What you should do >> An exact copy of all the entries is needed, with no images in it.

[Exercise data — start]

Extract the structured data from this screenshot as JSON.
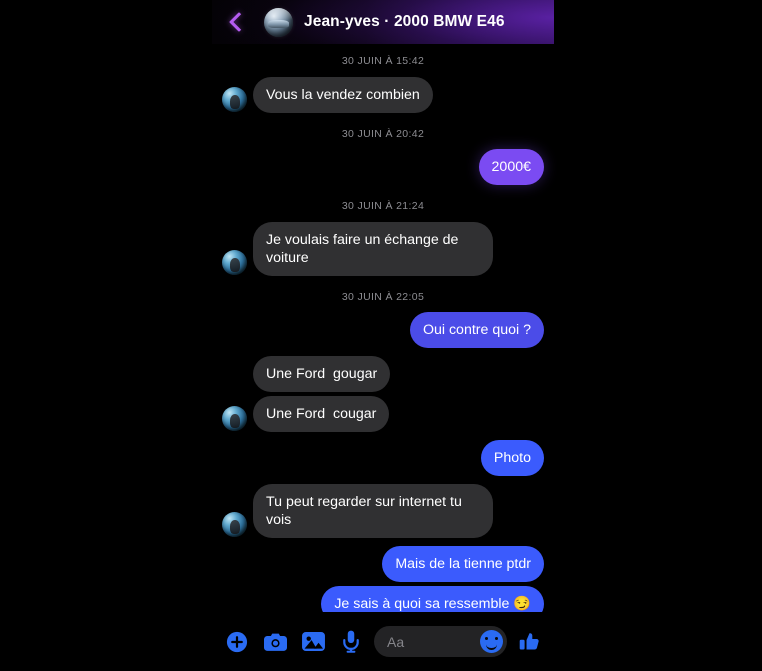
{
  "header": {
    "back_icon": "chevron-left-icon",
    "avatar_icon": "contact-avatar",
    "title": "Jean-yves · 2000 BMW E46"
  },
  "thread": [
    {
      "kind": "timestamp",
      "text": "30 JUIN À 15:42"
    },
    {
      "kind": "message",
      "side": "in",
      "color": "grey",
      "text": "Vous la vendez combien",
      "avatar": true
    },
    {
      "kind": "timestamp",
      "text": "30 JUIN À 20:42"
    },
    {
      "kind": "message",
      "side": "out",
      "color": "purple",
      "text": "2000€"
    },
    {
      "kind": "timestamp",
      "text": "30 JUIN À 21:24"
    },
    {
      "kind": "message",
      "side": "in",
      "color": "grey",
      "text": "Je voulais faire un échange de voiture",
      "avatar": true
    },
    {
      "kind": "timestamp",
      "text": "30 JUIN À 22:05"
    },
    {
      "kind": "message",
      "side": "out",
      "color": "indigo",
      "text": "Oui contre quoi ?"
    },
    {
      "kind": "message",
      "side": "in",
      "color": "grey",
      "text": "Une Ford  gougar",
      "avatar": false
    },
    {
      "kind": "message",
      "side": "in",
      "color": "grey",
      "text": "Une Ford  cougar",
      "avatar": true
    },
    {
      "kind": "message",
      "side": "out",
      "color": "blue",
      "text": "Photo"
    },
    {
      "kind": "message",
      "side": "in",
      "color": "grey",
      "text": "Tu peut regarder sur internet tu vois",
      "avatar": true
    },
    {
      "kind": "message",
      "side": "out",
      "color": "blue",
      "text": "Mais de la tienne ptdr"
    },
    {
      "kind": "message",
      "side": "out",
      "color": "blue",
      "text": "Je sais à quoi sa ressemble 😏"
    },
    {
      "kind": "receipt",
      "avatar_icon": "read-receipt-avatar"
    }
  ],
  "composer": {
    "tools": [
      {
        "id": "plus-circle-icon",
        "label": "Plus"
      },
      {
        "id": "camera-icon",
        "label": "Camera"
      },
      {
        "id": "gallery-icon",
        "label": "Gallery"
      },
      {
        "id": "microphone-icon",
        "label": "Microphone"
      }
    ],
    "input_placeholder": "Aa",
    "emoji_icon": "smiley-icon",
    "like_icon": "thumbs-up-icon"
  },
  "colors": {
    "background": "#000000",
    "bubble_grey": "#303032",
    "bubble_purple": "#7b4bf2",
    "bubble_indigo": "#4b4ce8",
    "bubble_blue": "#3b5bfd",
    "accent_blue": "#2a6bf2",
    "back_chevron": "#b45cf0",
    "timestamp_text": "#8d8d92"
  }
}
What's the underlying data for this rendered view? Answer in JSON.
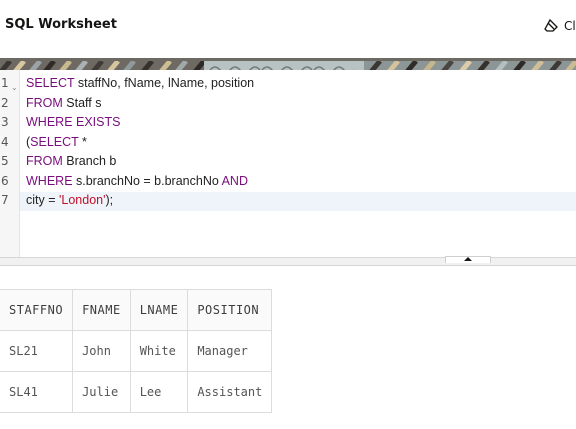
{
  "header": {
    "title": "SQL Worksheet",
    "clear_label": "Cl"
  },
  "editor": {
    "gutter": [
      {
        "num": "1",
        "fold": "⌄"
      },
      {
        "num": "2"
      },
      {
        "num": "3"
      },
      {
        "num": "4"
      },
      {
        "num": "5"
      },
      {
        "num": "6"
      },
      {
        "num": "7"
      }
    ],
    "lines": [
      [
        {
          "t": "SELECT",
          "k": "kw"
        },
        {
          "t": " staffNo, fName, lName, position",
          "k": ""
        }
      ],
      [
        {
          "t": "FROM",
          "k": "kw"
        },
        {
          "t": " Staff s",
          "k": ""
        }
      ],
      [
        {
          "t": "WHERE EXISTS",
          "k": "kw"
        }
      ],
      [
        {
          "t": "(",
          "k": ""
        },
        {
          "t": "SELECT",
          "k": "kw"
        },
        {
          "t": " *",
          "k": ""
        }
      ],
      [
        {
          "t": "FROM",
          "k": "kw"
        },
        {
          "t": " Branch b",
          "k": ""
        }
      ],
      [
        {
          "t": "WHERE",
          "k": "kw"
        },
        {
          "t": " s.branchNo = b.branchNo ",
          "k": ""
        },
        {
          "t": "AND",
          "k": "kw"
        }
      ],
      [
        {
          "t": "city = ",
          "k": ""
        },
        {
          "t": "'London'",
          "k": "str"
        },
        {
          "t": ");",
          "k": ""
        }
      ]
    ],
    "active_line": 7
  },
  "results": {
    "columns": [
      "STAFFNO",
      "FNAME",
      "LNAME",
      "POSITION"
    ],
    "rows": [
      [
        "SL21",
        "John",
        "White",
        "Manager"
      ],
      [
        "SL41",
        "Julie",
        "Lee",
        "Assistant"
      ]
    ]
  },
  "colors": {
    "keyword": "#7a0d7d",
    "string": "#c0112b",
    "active_line": "#eef4fa"
  }
}
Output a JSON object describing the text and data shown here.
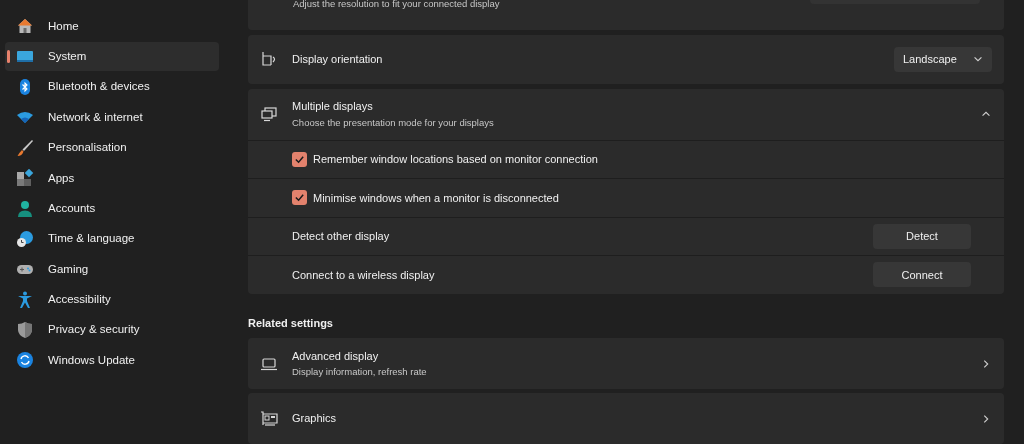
{
  "sidebar": {
    "items": [
      {
        "label": "Home",
        "selected": false
      },
      {
        "label": "System",
        "selected": true
      },
      {
        "label": "Bluetooth & devices",
        "selected": false
      },
      {
        "label": "Network & internet",
        "selected": false
      },
      {
        "label": "Personalisation",
        "selected": false
      },
      {
        "label": "Apps",
        "selected": false
      },
      {
        "label": "Accounts",
        "selected": false
      },
      {
        "label": "Time & language",
        "selected": false
      },
      {
        "label": "Gaming",
        "selected": false
      },
      {
        "label": "Accessibility",
        "selected": false
      },
      {
        "label": "Privacy & security",
        "selected": false
      },
      {
        "label": "Windows Update",
        "selected": false
      }
    ]
  },
  "top_row": {
    "description": "Adjust the resolution to fit your connected display"
  },
  "display_orientation": {
    "title": "Display orientation",
    "value": "Landscape"
  },
  "multiple_displays": {
    "title": "Multiple displays",
    "description": "Choose the presentation mode for your displays",
    "expanded": true,
    "rows": [
      {
        "kind": "checkbox",
        "label": "Remember window locations based on monitor connection",
        "checked": true
      },
      {
        "kind": "checkbox",
        "label": "Minimise windows when a monitor is disconnected",
        "checked": true
      },
      {
        "kind": "button",
        "label": "Detect other display",
        "button": "Detect"
      },
      {
        "kind": "button",
        "label": "Connect to a wireless display",
        "button": "Connect"
      }
    ]
  },
  "related_settings": {
    "heading": "Related settings",
    "items": [
      {
        "title": "Advanced display",
        "description": "Display information, refresh rate"
      },
      {
        "title": "Graphics"
      }
    ]
  }
}
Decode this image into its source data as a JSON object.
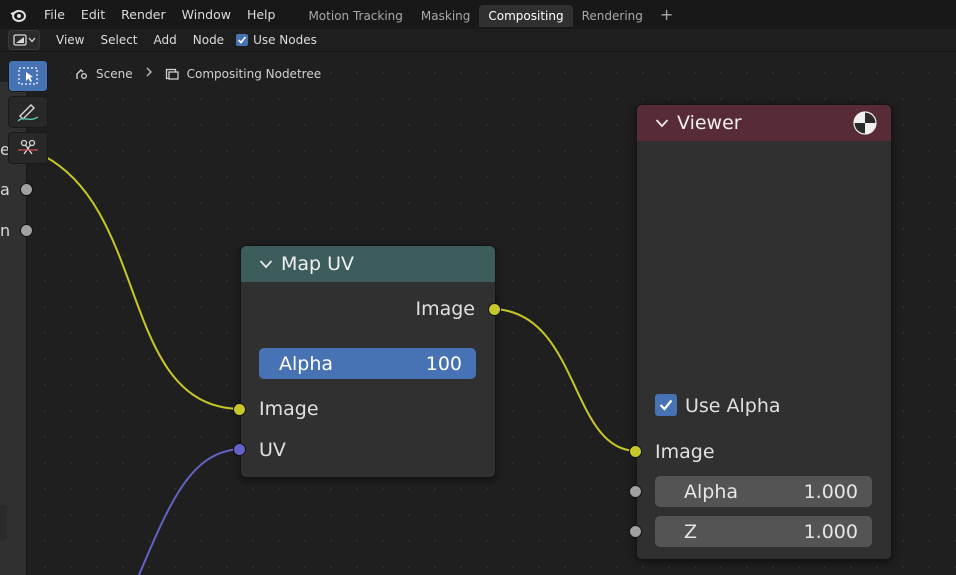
{
  "menubar": {
    "items": [
      "File",
      "Edit",
      "Render",
      "Window",
      "Help"
    ],
    "workspaces": [
      "Motion Tracking",
      "Masking",
      "Compositing",
      "Rendering"
    ],
    "active_workspace": "Compositing",
    "add_label": "+"
  },
  "header": {
    "menus": [
      "View",
      "Select",
      "Add",
      "Node"
    ],
    "use_nodes_label": "Use Nodes",
    "use_nodes_checked": true
  },
  "breadcrumb": {
    "scene": "Scene",
    "nodetree": "Compositing Nodetree"
  },
  "left_node": {
    "visible_fragments": [
      "e",
      "a",
      "n"
    ]
  },
  "map_uv": {
    "title": "Map UV",
    "output_image": "Image",
    "alpha_label": "Alpha",
    "alpha_value": "100",
    "input_image": "Image",
    "input_uv": "UV",
    "header_color": "#3d5c5c"
  },
  "viewer": {
    "title": "Viewer",
    "use_alpha_label": "Use Alpha",
    "use_alpha_checked": true,
    "input_image": "Image",
    "alpha_label": "Alpha",
    "alpha_value": "1.000",
    "z_label": "Z",
    "z_value": "1.000",
    "header_color": "#582c36"
  },
  "colors": {
    "accent": "#4772b3",
    "socket_image": "#c7c729",
    "socket_vector": "#6363c7",
    "socket_value": "#a1a1a1"
  }
}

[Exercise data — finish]

Solution to this exercise >>
Extract the structured data from this screenshot as JSON.
{
  "header": {
    "back_icon": "chevron-left-icon",
    "avatar_icon": "contact-avatar",
    "title": "Jean-yves · 2000 BMW E46"
  },
  "thread": [
    {
      "kind": "timestamp",
      "text": "30 JUIN À 15:42"
    },
    {
      "kind": "message",
      "side": "in",
      "color": "grey",
      "text": "Vous la vendez combien",
      "avatar": true
    },
    {
      "kind": "timestamp",
      "text": "30 JUIN À 20:42"
    },
    {
      "kind": "message",
      "side": "out",
      "color": "purple",
      "text": "2000€"
    },
    {
      "kind": "timestamp",
      "text": "30 JUIN À 21:24"
    },
    {
      "kind": "message",
      "side": "in",
      "color": "grey",
      "text": "Je voulais faire un échange de voiture",
      "avatar": true
    },
    {
      "kind": "timestamp",
      "text": "30 JUIN À 22:05"
    },
    {
      "kind": "message",
      "side": "out",
      "color": "indigo",
      "text": "Oui contre quoi ?"
    },
    {
      "kind": "message",
      "side": "in",
      "color": "grey",
      "text": "Une Ford  gougar",
      "avatar": false
    },
    {
      "kind": "message",
      "side": "in",
      "color": "grey",
      "text": "Une Ford  cougar",
      "avatar": true
    },
    {
      "kind": "message",
      "side": "out",
      "color": "blue",
      "text": "Photo"
    },
    {
      "kind": "message",
      "side": "in",
      "color": "grey",
      "text": "Tu peut regarder sur internet tu vois",
      "avatar": true
    },
    {
      "kind": "message",
      "side": "out",
      "color": "blue",
      "text": "Mais de la tienne ptdr"
    },
    {
      "kind": "message",
      "side": "out",
      "color": "blue",
      "text": "Je sais à quoi sa ressemble 😏"
    },
    {
      "kind": "receipt",
      "avatar_icon": "read-receipt-avatar"
    }
  ],
  "composer": {
    "tools": [
      {
        "id": "plus-circle-icon",
        "label": "Plus"
      },
      {
        "id": "camera-icon",
        "label": "Camera"
      },
      {
        "id": "gallery-icon",
        "label": "Gallery"
      },
      {
        "id": "microphone-icon",
        "label": "Microphone"
      }
    ],
    "input_placeholder": "Aa",
    "emoji_icon": "smiley-icon",
    "like_icon": "thumbs-up-icon"
  },
  "colors": {
    "background": "#000000",
    "bubble_grey": "#303032",
    "bubble_purple": "#7b4bf2",
    "bubble_indigo": "#4b4ce8",
    "bubble_blue": "#3b5bfd",
    "accent_blue": "#2a6bf2",
    "back_chevron": "#b45cf0",
    "timestamp_text": "#8d8d92"
  }
}
What's the underlying data for this rendered view? Answer in JSON.
{
  "header": {
    "title": "SQL Worksheet",
    "clear_label": "Cl"
  },
  "editor": {
    "gutter": [
      {
        "num": "1",
        "fold": "⌄"
      },
      {
        "num": "2"
      },
      {
        "num": "3"
      },
      {
        "num": "4"
      },
      {
        "num": "5"
      },
      {
        "num": "6"
      },
      {
        "num": "7"
      }
    ],
    "lines": [
      [
        {
          "t": "SELECT",
          "k": "kw"
        },
        {
          "t": " staffNo, fName, lName, position",
          "k": ""
        }
      ],
      [
        {
          "t": "FROM",
          "k": "kw"
        },
        {
          "t": " Staff s",
          "k": ""
        }
      ],
      [
        {
          "t": "WHERE EXISTS",
          "k": "kw"
        }
      ],
      [
        {
          "t": "(",
          "k": ""
        },
        {
          "t": "SELECT",
          "k": "kw"
        },
        {
          "t": " *",
          "k": ""
        }
      ],
      [
        {
          "t": "FROM",
          "k": "kw"
        },
        {
          "t": " Branch b",
          "k": ""
        }
      ],
      [
        {
          "t": "WHERE",
          "k": "kw"
        },
        {
          "t": " s.branchNo = b.branchNo ",
          "k": ""
        },
        {
          "t": "AND",
          "k": "kw"
        }
      ],
      [
        {
          "t": "city = ",
          "k": ""
        },
        {
          "t": "'London'",
          "k": "str"
        },
        {
          "t": ");",
          "k": ""
        }
      ]
    ],
    "active_line": 7
  },
  "results": {
    "columns": [
      "STAFFNO",
      "FNAME",
      "LNAME",
      "POSITION"
    ],
    "rows": [
      [
        "SL21",
        "John",
        "White",
        "Manager"
      ],
      [
        "SL41",
        "Julie",
        "Lee",
        "Assistant"
      ]
    ]
  },
  "colors": {
    "keyword": "#7a0d7d",
    "string": "#c0112b",
    "active_line": "#eef4fa"
  }
}
Output a JSON object describing the text and data shown here.
{
  "sidebar": {
    "items": [
      {
        "label": "Home",
        "selected": false
      },
      {
        "label": "System",
        "selected": true
      },
      {
        "label": "Bluetooth & devices",
        "selected": false
      },
      {
        "label": "Network & internet",
        "selected": false
      },
      {
        "label": "Personalisation",
        "selected": false
      },
      {
        "label": "Apps",
        "selected": false
      },
      {
        "label": "Accounts",
        "selected": false
      },
      {
        "label": "Time & language",
        "selected": false
      },
      {
        "label": "Gaming",
        "selected": false
      },
      {
        "label": "Accessibility",
        "selected": false
      },
      {
        "label": "Privacy & security",
        "selected": false
      },
      {
        "label": "Windows Update",
        "selected": false
      }
    ]
  },
  "top_row": {
    "description": "Adjust the resolution to fit your connected display"
  },
  "display_orientation": {
    "title": "Display orientation",
    "value": "Landscape"
  },
  "multiple_displays": {
    "title": "Multiple displays",
    "description": "Choose the presentation mode for your displays",
    "expanded": true,
    "rows": [
      {
        "kind": "checkbox",
        "label": "Remember window locations based on monitor connection",
        "checked": true
      },
      {
        "kind": "checkbox",
        "label": "Minimise windows when a monitor is disconnected",
        "checked": true
      },
      {
        "kind": "button",
        "label": "Detect other display",
        "button": "Detect"
      },
      {
        "kind": "button",
        "label": "Connect to a wireless display",
        "button": "Connect"
      }
    ]
  },
  "related_settings": {
    "heading": "Related settings",
    "items": [
      {
        "title": "Advanced display",
        "description": "Display information, refresh rate"
      },
      {
        "title": "Graphics"
      }
    ]
  }
}
Decode this image into its source data as a JSON object.
{
  "menubar": {
    "items": [
      "File",
      "Edit",
      "Render",
      "Window",
      "Help"
    ],
    "workspaces": [
      "Motion Tracking",
      "Masking",
      "Compositing",
      "Rendering"
    ],
    "active_workspace": "Compositing",
    "add_label": "+"
  },
  "header": {
    "menus": [
      "View",
      "Select",
      "Add",
      "Node"
    ],
    "use_nodes_label": "Use Nodes",
    "use_nodes_checked": true
  },
  "breadcrumb": {
    "scene": "Scene",
    "nodetree": "Compositing Nodetree"
  },
  "left_node": {
    "visible_fragments": [
      "e",
      "a",
      "n"
    ]
  },
  "map_uv": {
    "title": "Map UV",
    "output_image": "Image",
    "alpha_label": "Alpha",
    "alpha_value": "100",
    "input_image": "Image",
    "input_uv": "UV",
    "header_color": "#3d5c5c"
  },
  "viewer": {
    "title": "Viewer",
    "use_alpha_label": "Use Alpha",
    "use_alpha_checked": true,
    "input_image": "Image",
    "alpha_label": "Alpha",
    "alpha_value": "1.000",
    "z_label": "Z",
    "z_value": "1.000",
    "header_color": "#582c36"
  },
  "colors": {
    "accent": "#4772b3",
    "socket_image": "#c7c729",
    "socket_vector": "#6363c7",
    "socket_value": "#a1a1a1"
  }
}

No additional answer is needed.